═══ Task data

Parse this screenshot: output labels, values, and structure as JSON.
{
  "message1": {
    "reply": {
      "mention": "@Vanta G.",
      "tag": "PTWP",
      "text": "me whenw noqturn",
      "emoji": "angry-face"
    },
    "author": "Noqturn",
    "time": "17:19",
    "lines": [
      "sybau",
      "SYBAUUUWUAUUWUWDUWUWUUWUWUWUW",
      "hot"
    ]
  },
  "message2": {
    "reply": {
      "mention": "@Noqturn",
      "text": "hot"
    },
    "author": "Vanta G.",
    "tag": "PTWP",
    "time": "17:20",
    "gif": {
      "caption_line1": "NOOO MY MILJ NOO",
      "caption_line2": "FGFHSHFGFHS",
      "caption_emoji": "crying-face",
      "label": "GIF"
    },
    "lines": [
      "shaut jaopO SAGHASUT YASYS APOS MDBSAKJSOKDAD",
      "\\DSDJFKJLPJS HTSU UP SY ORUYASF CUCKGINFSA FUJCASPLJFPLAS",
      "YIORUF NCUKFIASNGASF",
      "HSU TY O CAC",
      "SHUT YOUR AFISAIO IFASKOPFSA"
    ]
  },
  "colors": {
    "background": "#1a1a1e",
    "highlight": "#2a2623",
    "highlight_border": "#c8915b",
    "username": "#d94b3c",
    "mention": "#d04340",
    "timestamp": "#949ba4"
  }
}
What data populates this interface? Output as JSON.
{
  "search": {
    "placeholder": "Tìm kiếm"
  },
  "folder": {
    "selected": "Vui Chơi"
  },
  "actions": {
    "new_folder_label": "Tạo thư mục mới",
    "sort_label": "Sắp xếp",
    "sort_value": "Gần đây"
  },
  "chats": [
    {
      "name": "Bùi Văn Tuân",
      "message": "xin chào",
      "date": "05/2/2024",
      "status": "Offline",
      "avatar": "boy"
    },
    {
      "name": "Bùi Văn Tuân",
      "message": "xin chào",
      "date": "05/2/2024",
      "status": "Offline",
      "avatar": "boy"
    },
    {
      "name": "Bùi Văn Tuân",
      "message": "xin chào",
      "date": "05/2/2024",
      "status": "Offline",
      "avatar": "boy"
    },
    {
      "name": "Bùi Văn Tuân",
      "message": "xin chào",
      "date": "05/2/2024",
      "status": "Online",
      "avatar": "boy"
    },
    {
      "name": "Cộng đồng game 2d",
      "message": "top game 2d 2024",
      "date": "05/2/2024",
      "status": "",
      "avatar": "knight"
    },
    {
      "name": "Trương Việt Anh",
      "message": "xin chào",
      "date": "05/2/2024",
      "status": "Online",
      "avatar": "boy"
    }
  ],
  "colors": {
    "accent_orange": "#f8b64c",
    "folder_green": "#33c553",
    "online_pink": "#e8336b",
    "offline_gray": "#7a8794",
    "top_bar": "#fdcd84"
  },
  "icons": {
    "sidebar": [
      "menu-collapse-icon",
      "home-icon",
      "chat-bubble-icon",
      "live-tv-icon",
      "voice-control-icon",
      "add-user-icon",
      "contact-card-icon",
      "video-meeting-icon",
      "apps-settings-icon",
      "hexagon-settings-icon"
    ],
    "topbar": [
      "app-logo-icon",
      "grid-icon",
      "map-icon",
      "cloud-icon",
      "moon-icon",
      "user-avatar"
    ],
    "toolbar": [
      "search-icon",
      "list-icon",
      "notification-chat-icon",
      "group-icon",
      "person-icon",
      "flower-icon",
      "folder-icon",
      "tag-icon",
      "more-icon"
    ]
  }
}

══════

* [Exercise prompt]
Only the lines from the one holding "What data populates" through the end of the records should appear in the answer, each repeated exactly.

* [Solution to this exercise]
What data populates this interface? Output as JSON.
{
  "search": {
    "placeholder": "Tìm kiếm"
  },
  "folder": {
    "selected": "Vui Chơi"
  },
  "actions": {
    "new_folder_label": "Tạo thư mục mới",
    "sort_label": "Sắp xếp",
    "sort_value": "Gần đây"
  },
  "chats": [
    {
      "name": "Bùi Văn Tuân",
      "message": "xin chào",
      "date": "05/2/2024",
      "status": "Offline",
      "avatar": "boy"
    },
    {
      "name": "Bùi Văn Tuân",
      "message": "xin chào",
      "date": "05/2/2024",
      "status": "Offline",
      "avatar": "boy"
    },
    {
      "name": "Bùi Văn Tuân",
      "message": "xin chào",
      "date": "05/2/2024",
      "status": "Offline",
      "avatar": "boy"
    },
    {
      "name": "Bùi Văn Tuân",
      "message": "xin chào",
      "date": "05/2/2024",
      "status": "Online",
      "avatar": "boy"
    },
    {
      "name": "Cộng đồng game 2d",
      "message": "top game 2d 2024",
      "date": "05/2/2024",
      "status": "",
      "avatar": "knight"
    },
    {
      "name": "Trương Việt Anh",
      "message": "xin chào",
      "date": "05/2/2024",
      "status": "Online",
      "avatar": "boy"
    }
  ],
  "colors": {
    "accent_orange": "#f8b64c",
    "folder_green": "#33c553",
    "online_pink": "#e8336b",
    "offline_gray": "#7a8794",
    "top_bar": "#fdcd84"
  },
  "icons": {
    "sidebar": [
      "menu-collapse-icon",
      "home-icon",
      "chat-bubble-icon",
      "live-tv-icon",
      "voice-control-icon",
      "add-user-icon",
      "contact-card-icon",
      "video-meeting-icon",
      "apps-settings-icon",
      "hexagon-settings-icon"
    ],
    "topbar": [
      "app-logo-icon",
      "grid-icon",
      "map-icon",
      "cloud-icon",
      "moon-icon",
      "user-avatar"
    ],
    "toolbar": [
      "search-icon",
      "list-icon",
      "notification-chat-icon",
      "group-icon",
      "person-icon",
      "flower-icon",
      "folder-icon",
      "tag-icon",
      "more-icon"
    ]
  }
}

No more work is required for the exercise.